For the first time in human history, more than half the world now lives in cities. Later this century, the proportion could rise to two-thirds.
Even without global warming because of a build-up of carbon dioxide in the atmosphere, itself the consequence of fossil fuel combustion, the cities are feeling the heat.
That is because dark materials and hard surfaces – tarmacadam, brick, cement, tiles, slates, gutters, railway tracks, flyovers, motorways and so on – absorb the heat but not the rainwater that, as it evaporates, could damp down that heat.
As a consequence, cities become “heat islands”: places conspicuously hotter than the surrounding countryside. According to a report in Nature, the annual average temperature in Los Angeles in California has risen by more than 2°C since 1878, and by mid-century the sprawling megalopolis is predicted to face 22 days a year of extreme heat: that is, with temperatures of more than 35°C.
Now British and US scientists are trying to work out the shape of the ideal city. Pack people together with lots of green spaces around, say the British. And keep the people cool with trees, parks, roof gardens to help them withstand the heat, add the Americans.
Researchers at the University of Exeter in the UK and the University of Hokkaido in Japan report in the journal Frontiers in Ecology and Environment that they analysed nine case studies of cities worldwide to work out the arrangements with most benefits to humans.
Dense but spacious
The answer – separate from the climate question – is that dense settlements but with big parksand nature reserves deliver the greatest sense of well-being and the healthiest urban ecosystems.
“As populations continue to grow, it’s vital that we expand our cities and build new ones in a way that is most sustainable for ecosystems, and which provides the greatest benefits to urban residents”, said the lead author, Iain Stott, from the University of Exeter’s Environment and Sustainability Institute on the Penryn campus in Cornwall.
“Our research finds that compact developments that include large green spaces are essential for the delivery of ecosystem services. For humans to get the most benefit, however, combining this approach with greening of built land using street trees and some small parks and gardens is the best method.”
Rather than focus on selected cities, a team led by scientists from the US space agency NASA report in Environmental Research Letters that they took an overall look at what asphalt and concrete do to the whole United States.

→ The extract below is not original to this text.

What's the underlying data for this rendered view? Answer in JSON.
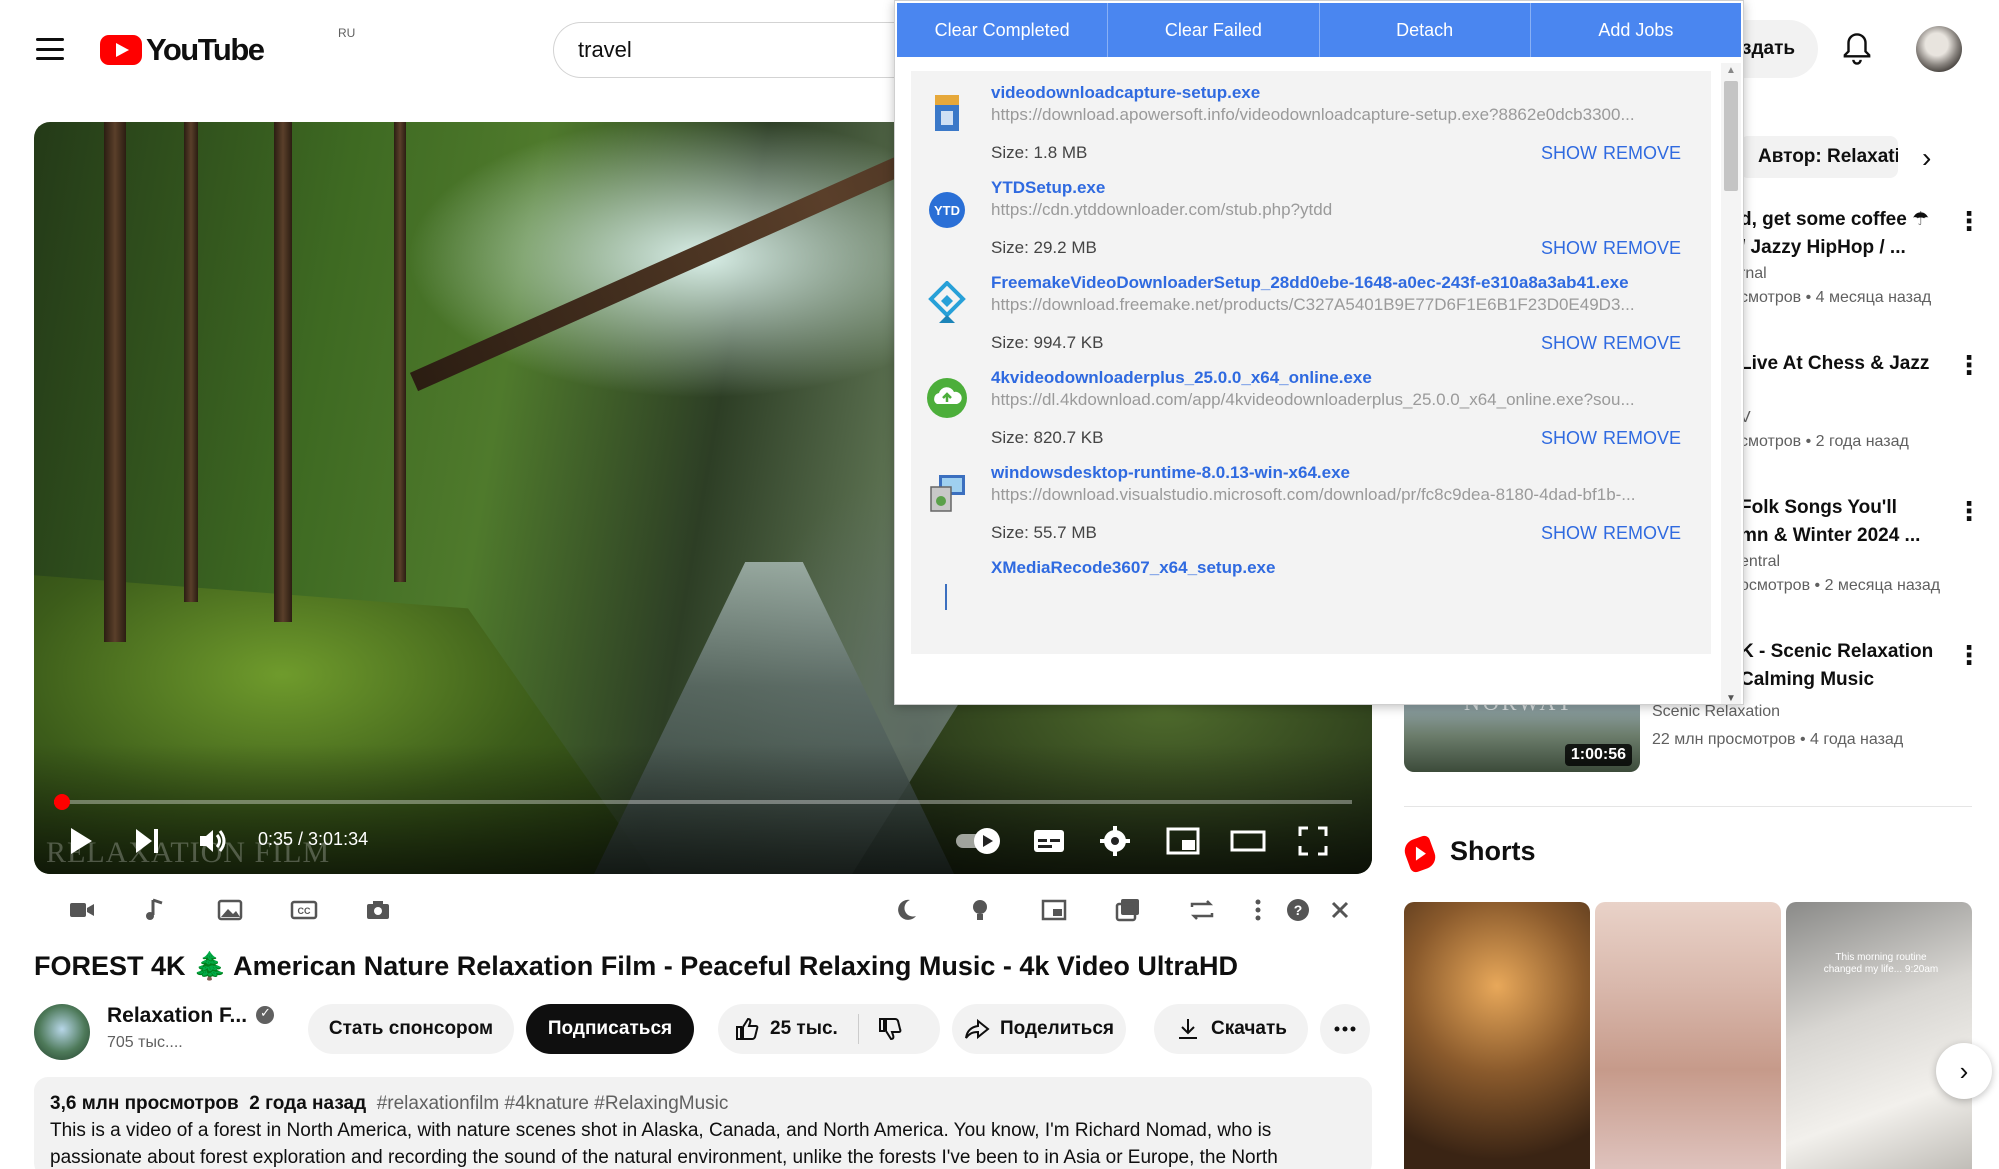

The satellite data told a familiar story: those tracts of America covered by impervious surfaces such as roads, pavements, roofs and car parks were in summer up to 1.9°C warmer than the surrounding rural zones, and in winter 1.5°C.

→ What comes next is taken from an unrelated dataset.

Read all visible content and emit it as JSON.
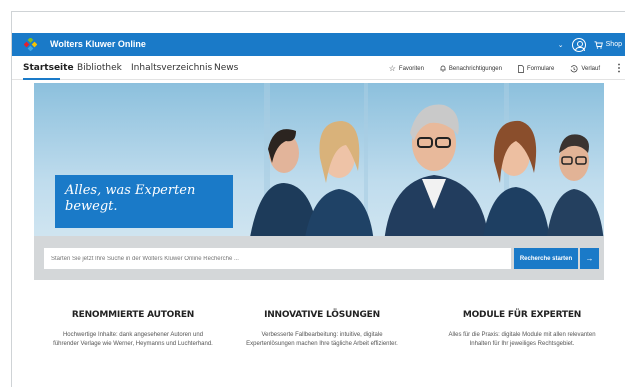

“This has nothing to do with greenhouse gas emissions. It’s in addition to the greenhouse gas effect. This is the land use component only”, said Lahouari Bounoua, of Nasa’s Goddard Space Flight Centre in Greenbelt, Maryland, and lead author. “Anywhere in the US small cities generate less heat than mega-cities.”
Green things cool by evapo-transpiration. Broadleaf trees with big leaf areas can cool cities more than forests of pines with fine needles. The message is that green is good for cities and cities are good for the environment.
Cities in arid places – Phoenix in Arizona is a case in point – can paradoxically be cooler than the surrounding desert because residents bring lawns that must be watered, and trees for shade.
This creates another problem. Water is a scarce resource and rising urban temperatures could make it even scarcer. Researchers from the University of Florida report in the journalTechnology and Innovation that a survey of homeowners in Orange County, Florida, found that 64% of drinking water went to irrigate the lawns. In summer this proportion went up to 88%.
Whatever the urban problems, global warming and climate change will make them worse, but cities offer ways to reduce energy use and save carbon dioxide emissions.
“Urbanisation is a good thing”, Dr Bounoua said. “It brings a lot of people together in a small area. Share the road, share the work, share the building. But we could probably do it a little bit better.”
Thanks for reading to the end of this story!
We would be grateful if you would consider joining as a member of The EB Circle. This helps to keep our stories and resources free for all, and it also supports independent journalism dedicated to sustainable development. It only costs as little as S$5 a month, and you would be helping to make a big difference.